The Tomb of the Hero

Honor Guard at the Tomb of José de San Martín in Buenos Aires

The liberators of South America from the Spanish are honored throughout South America. One keeps running into the names of Bolivar, San Martin, Sucré, and O’Higgins again and again. The honor guard at the Metropolitan Cathedral on the north side of the Plazo de Mayo in Buenos Aires is dressed in the uniforms of the early 19th century, with swords drawn and standing at rigid attention.

Even Jorge Luis Borges, who never served in any country’s military, bragged of being descended from Colonel Manuel Isidoro Suárez, hero of the Battle of Junín in far-off Peru back in 1824. Many of his poems refer to this ancestral hero. Here is the last stanza of “A Page to Commemorate Manuel Suárez, Victor at Junín”:

His great-grandson is writing these lines
and a silent voice comes to him out of the past,
out of the blood:
“What does my battle at Junín matter if it is only
a glorious memory, or a date learned by rote
for an examination, or a place in the atlas?
The battle is everlasting and can do without
the pomp of actual armies and of trumpets.
Junín is two civilians cursing a tyrant
on a street corner,
or an unknown man somewhere, dying in prison.

I have read biographies of Bolivar and San Martín—as well as Gabriel García Márquez’s excellent The General in His Labyrinth, about the former—only to find that the heroes are more honored today than they were in their lifetimes. San Martín became so disgusted with his fellow Argentines that he moved to France. Only many years later did the Argentines invest him with the sanctity he wears today like an uneasy crown.



The Liberator and the Ombú

I Had to Come All the Way to Peru to See This Argentinian Tree

I Had to Come All the Way to Peru to See This Argentinian Tree

It is a tree from the pampas of Argentina, which, although I have been to that country twice, I have not yet seen at ground level. My first acquaintance with the tree is from W. H. Hudson’s little known (but excellent) Tales of the Pampas:

In all this district, though you should go twenty leagues to this way and that, you will not find a tree as big as this ombú, standing solitary, where there is no house; therefore it is known to all as “the ombú,” as if but one existed; and the name of all this estate, which is now ownerless and ruined, is El Ombú. From one of the higher branches, if you can climb, you will see the lake of Chascomus, two thirds of a league away, from shore to shore, and the village on its banks. Even smaller things will you see on a clear day; perhaps a red line moving across the water—a flock of flamingos flying in their usual way. A great tree standing alone, with no house near it; only the old brick foundations of a house, so overgrown with grass and weeds that you have to look closely to find them. When I am out with my flock in the summer time, I often come here to sit in the shade. It is near the main road; travellers, droves of cattle, the diligence, and bullock-carts pass in sight. Sometimes, at noon, I find a traveller resting in the shade, and if he is not sleeping we talk and he tells me the news of that great world my eyes have never seen.
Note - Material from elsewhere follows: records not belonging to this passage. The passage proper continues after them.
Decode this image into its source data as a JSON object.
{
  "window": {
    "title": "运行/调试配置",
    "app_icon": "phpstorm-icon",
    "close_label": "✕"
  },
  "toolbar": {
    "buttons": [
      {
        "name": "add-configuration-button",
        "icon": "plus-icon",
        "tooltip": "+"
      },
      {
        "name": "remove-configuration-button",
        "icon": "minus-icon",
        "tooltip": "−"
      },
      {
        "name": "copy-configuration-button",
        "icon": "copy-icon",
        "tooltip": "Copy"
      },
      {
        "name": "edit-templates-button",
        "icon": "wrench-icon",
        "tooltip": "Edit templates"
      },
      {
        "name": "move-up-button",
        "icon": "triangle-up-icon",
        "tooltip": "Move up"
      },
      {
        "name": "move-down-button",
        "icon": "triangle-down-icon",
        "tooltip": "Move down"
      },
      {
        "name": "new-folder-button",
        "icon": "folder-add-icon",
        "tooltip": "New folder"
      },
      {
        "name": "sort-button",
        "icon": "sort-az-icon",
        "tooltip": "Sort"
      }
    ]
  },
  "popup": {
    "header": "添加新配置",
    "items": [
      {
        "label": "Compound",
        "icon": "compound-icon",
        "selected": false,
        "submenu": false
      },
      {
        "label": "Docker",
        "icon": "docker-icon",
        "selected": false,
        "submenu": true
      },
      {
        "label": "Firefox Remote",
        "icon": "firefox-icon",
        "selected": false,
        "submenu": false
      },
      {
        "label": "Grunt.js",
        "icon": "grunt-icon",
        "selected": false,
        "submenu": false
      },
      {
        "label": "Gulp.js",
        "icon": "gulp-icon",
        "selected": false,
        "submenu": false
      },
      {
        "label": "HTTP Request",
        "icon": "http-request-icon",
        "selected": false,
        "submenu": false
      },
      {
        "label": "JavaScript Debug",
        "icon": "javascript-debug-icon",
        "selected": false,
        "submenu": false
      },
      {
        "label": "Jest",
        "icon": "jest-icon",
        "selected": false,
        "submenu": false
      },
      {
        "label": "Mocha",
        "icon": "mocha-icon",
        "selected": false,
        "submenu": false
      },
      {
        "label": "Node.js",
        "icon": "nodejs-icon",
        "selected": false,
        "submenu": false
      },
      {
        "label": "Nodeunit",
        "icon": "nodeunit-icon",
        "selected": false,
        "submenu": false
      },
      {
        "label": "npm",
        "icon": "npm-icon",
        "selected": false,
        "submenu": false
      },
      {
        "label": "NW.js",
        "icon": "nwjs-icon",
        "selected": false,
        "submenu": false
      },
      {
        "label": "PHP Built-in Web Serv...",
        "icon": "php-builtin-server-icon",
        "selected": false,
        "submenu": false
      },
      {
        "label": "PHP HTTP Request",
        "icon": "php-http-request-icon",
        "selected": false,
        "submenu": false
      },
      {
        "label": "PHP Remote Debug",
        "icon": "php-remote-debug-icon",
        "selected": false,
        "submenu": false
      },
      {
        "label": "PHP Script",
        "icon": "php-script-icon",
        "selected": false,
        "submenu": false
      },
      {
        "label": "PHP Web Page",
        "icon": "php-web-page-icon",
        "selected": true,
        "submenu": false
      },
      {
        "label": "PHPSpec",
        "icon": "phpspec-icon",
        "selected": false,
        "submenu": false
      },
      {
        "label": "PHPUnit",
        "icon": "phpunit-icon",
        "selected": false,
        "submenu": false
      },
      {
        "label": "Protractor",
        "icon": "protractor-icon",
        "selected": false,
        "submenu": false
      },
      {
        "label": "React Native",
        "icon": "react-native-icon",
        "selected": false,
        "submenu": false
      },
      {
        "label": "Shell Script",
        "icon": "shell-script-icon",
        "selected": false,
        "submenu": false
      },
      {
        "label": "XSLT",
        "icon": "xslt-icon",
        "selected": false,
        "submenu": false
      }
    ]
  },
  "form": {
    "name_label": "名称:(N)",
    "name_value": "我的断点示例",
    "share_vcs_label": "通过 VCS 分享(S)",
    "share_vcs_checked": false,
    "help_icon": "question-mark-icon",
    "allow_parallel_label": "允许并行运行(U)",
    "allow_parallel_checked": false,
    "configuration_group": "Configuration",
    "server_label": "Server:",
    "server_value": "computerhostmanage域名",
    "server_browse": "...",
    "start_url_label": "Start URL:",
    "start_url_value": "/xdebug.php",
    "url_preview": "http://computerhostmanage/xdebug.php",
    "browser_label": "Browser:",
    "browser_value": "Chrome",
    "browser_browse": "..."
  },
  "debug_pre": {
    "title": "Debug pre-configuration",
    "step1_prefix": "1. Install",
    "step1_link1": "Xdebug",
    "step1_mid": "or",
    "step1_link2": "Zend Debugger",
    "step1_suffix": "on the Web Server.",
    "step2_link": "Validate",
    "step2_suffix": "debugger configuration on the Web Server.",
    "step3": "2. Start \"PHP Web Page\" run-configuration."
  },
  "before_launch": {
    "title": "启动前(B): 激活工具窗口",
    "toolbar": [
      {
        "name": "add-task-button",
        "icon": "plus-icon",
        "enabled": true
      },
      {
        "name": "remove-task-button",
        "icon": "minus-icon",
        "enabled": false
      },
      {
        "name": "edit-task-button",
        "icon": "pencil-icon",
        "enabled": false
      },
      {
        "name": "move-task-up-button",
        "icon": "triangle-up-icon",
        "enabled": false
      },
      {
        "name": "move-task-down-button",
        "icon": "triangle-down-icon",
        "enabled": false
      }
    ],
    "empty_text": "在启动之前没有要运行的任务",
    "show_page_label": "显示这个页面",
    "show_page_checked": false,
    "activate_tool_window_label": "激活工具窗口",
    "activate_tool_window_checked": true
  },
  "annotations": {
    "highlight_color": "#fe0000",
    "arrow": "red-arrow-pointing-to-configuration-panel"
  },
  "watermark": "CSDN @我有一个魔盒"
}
Then, in September, while walking in Lima’s Pueblo Libre between the Museo Larco and the National Museum of Anthropology, I saw my first Ombú, which I photographed.

Sign Identifying the Ombú Tree

Sign Identifying the Ombú Tree

What I find interesting about this sign, and this particular tree, is that the seed was purported to have been sowed by José de San Martín, an Argentinian who is considered by the Peruvians as the great liberator of their country. Curiously, Simon Bolivar did more than San Martín to actually free the country from the Spanish yoke, but it was the Argentinian who first declared Peru’s freedom. In the end, it was Bolivar who finally sealed the deal by his military victories.

They would have done it together, if it were not for the fact that they didn’t get along well together. Bolivar felt that San Martín was horning in on his action, and that he was quite capable of actually liberating Peru by himself. The discouraged San Martín returned to Argentina.

In 2011, Martine and I visited his tomb in the Metropolitan Cathedral of Buenos Aires, where a military honor guard protects his remains.

So it was not only my first Ombú, but it was a historically important one at that.